Task statement :: For every record here, output an exact copy.

* * *

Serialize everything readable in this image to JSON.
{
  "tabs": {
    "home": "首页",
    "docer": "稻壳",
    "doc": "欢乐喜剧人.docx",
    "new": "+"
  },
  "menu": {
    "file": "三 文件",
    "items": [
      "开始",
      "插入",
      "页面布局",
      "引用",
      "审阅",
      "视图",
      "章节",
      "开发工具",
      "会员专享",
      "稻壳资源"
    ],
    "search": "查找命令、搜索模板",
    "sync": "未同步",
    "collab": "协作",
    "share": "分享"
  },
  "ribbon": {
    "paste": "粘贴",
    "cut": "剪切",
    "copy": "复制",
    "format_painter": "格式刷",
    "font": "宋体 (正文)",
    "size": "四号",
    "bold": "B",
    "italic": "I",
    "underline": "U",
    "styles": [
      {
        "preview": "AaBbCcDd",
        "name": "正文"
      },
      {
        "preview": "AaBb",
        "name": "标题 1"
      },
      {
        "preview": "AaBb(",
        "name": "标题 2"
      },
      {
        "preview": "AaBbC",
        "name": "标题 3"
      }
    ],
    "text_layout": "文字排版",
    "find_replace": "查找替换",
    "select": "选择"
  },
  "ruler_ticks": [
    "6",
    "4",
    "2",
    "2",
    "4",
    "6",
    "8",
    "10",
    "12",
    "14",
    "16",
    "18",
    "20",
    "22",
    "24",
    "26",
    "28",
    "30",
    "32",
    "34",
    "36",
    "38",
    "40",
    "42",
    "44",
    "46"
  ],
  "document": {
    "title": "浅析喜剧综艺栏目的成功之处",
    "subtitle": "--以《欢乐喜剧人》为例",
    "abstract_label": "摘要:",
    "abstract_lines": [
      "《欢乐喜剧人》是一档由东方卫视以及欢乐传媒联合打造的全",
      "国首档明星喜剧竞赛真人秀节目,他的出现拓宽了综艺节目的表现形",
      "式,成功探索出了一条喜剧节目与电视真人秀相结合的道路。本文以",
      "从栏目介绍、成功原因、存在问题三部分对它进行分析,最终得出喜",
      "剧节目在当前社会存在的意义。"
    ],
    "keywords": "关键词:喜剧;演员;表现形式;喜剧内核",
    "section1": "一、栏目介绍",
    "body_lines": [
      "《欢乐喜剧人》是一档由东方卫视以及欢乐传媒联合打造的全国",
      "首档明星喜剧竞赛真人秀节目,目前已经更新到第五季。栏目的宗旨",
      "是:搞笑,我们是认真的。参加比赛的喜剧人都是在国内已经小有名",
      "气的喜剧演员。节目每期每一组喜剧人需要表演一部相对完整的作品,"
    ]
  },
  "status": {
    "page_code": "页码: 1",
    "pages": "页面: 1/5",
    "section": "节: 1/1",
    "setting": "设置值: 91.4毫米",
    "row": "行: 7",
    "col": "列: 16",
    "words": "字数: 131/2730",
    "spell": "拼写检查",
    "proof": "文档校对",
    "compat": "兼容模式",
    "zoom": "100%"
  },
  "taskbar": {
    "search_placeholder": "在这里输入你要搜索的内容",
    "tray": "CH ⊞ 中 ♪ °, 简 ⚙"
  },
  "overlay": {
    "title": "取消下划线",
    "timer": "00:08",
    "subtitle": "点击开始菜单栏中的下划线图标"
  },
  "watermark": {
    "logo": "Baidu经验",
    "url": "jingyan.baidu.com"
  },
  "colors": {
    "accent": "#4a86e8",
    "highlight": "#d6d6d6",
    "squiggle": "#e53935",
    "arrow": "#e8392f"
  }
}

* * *

Output ::
Serialize everything readable in this image to JSON.
{
  "tabs": {
    "home": "首页",
    "docer": "稻壳",
    "doc": "欢乐喜剧人.docx",
    "new": "+"
  },
  "menu": {
    "file": "三 文件",
    "items": [
      "开始",
      "插入",
      "页面布局",
      "引用",
      "审阅",
      "视图",
      "章节",
      "开发工具",
      "会员专享",
      "稻壳资源"
    ],
    "search": "查找命令、搜索模板",
    "sync": "未同步",
    "collab": "协作",
    "share": "分享"
  },
  "ribbon": {
    "paste": "粘贴",
    "cut": "剪切",
    "copy": "复制",
    "format_painter": "格式刷",
    "font": "宋体 (正文)",
    "size": "四号",
    "bold": "B",
    "italic": "I",
    "underline": "U",
    "styles": [
      {
        "preview": "AaBbCcDd",
        "name": "正文"
      },
      {
        "preview": "AaBb",
        "name": "标题 1"
      },
      {
        "preview": "AaBb(",
        "name": "标题 2"
      },
      {
        "preview": "AaBbC",
        "name": "标题 3"
      }
    ],
    "text_layout": "文字排版",
    "find_replace": "查找替换",
    "select": "选择"
  },
  "ruler_ticks": [
    "6",
    "4",
    "2",
    "2",
    "4",
    "6",
    "8",
    "10",
    "12",
    "14",
    "16",
    "18",
    "20",
    "22",
    "24",
    "26",
    "28",
    "30",
    "32",
    "34",
    "36",
    "38",
    "40",
    "42",
    "44",
    "46"
  ],
  "document": {
    "title": "浅析喜剧综艺栏目的成功之处",
    "subtitle": "--以《欢乐喜剧人》为例",
    "abstract_label": "摘要:",
    "abstract_lines": [
      "《欢乐喜剧人》是一档由东方卫视以及欢乐传媒联合打造的全",
      "国首档明星喜剧竞赛真人秀节目,他的出现拓宽了综艺节目的表现形",
      "式,成功探索出了一条喜剧节目与电视真人秀相结合的道路。本文以",
      "从栏目介绍、成功原因、存在问题三部分对它进行分析,最终得出喜",
      "剧节目在当前社会存在的意义。"
    ],
    "keywords": "关键词:喜剧;演员;表现形式;喜剧内核",
    "section1": "一、栏目介绍",
    "body_lines": [
      "《欢乐喜剧人》是一档由东方卫视以及欢乐传媒联合打造的全国",
      "首档明星喜剧竞赛真人秀节目,目前已经更新到第五季。栏目的宗旨",
      "是:搞笑,我们是认真的。参加比赛的喜剧人都是在国内已经小有名",
      "气的喜剧演员。节目每期每一组喜剧人需要表演一部相对完整的作品,"
    ]
  },
  "status": {
    "page_code": "页码: 1",
    "pages": "页面: 1/5",
    "section": "节: 1/1",
    "setting": "设置值: 91.4毫米",
    "row": "行: 7",
    "col": "列: 16",
    "words": "字数: 131/2730",
    "spell": "拼写检查",
    "proof": "文档校对",
    "compat": "兼容模式",
    "zoom": "100%"
  },
  "taskbar": {
    "search_placeholder": "在这里输入你要搜索的内容",
    "tray": "CH ⊞ 中 ♪ °, 简 ⚙"
  },
  "overlay": {
    "title": "取消下划线",
    "timer": "00:08",
    "subtitle": "点击开始菜单栏中的下划线图标"
  },
  "watermark": {
    "logo": "Baidu经验",
    "url": "jingyan.baidu.com"
  },
  "colors": {
    "accent": "#4a86e8",
    "highlight": "#d6d6d6",
    "squiggle": "#e53935",
    "arrow": "#e8392f"
  }
}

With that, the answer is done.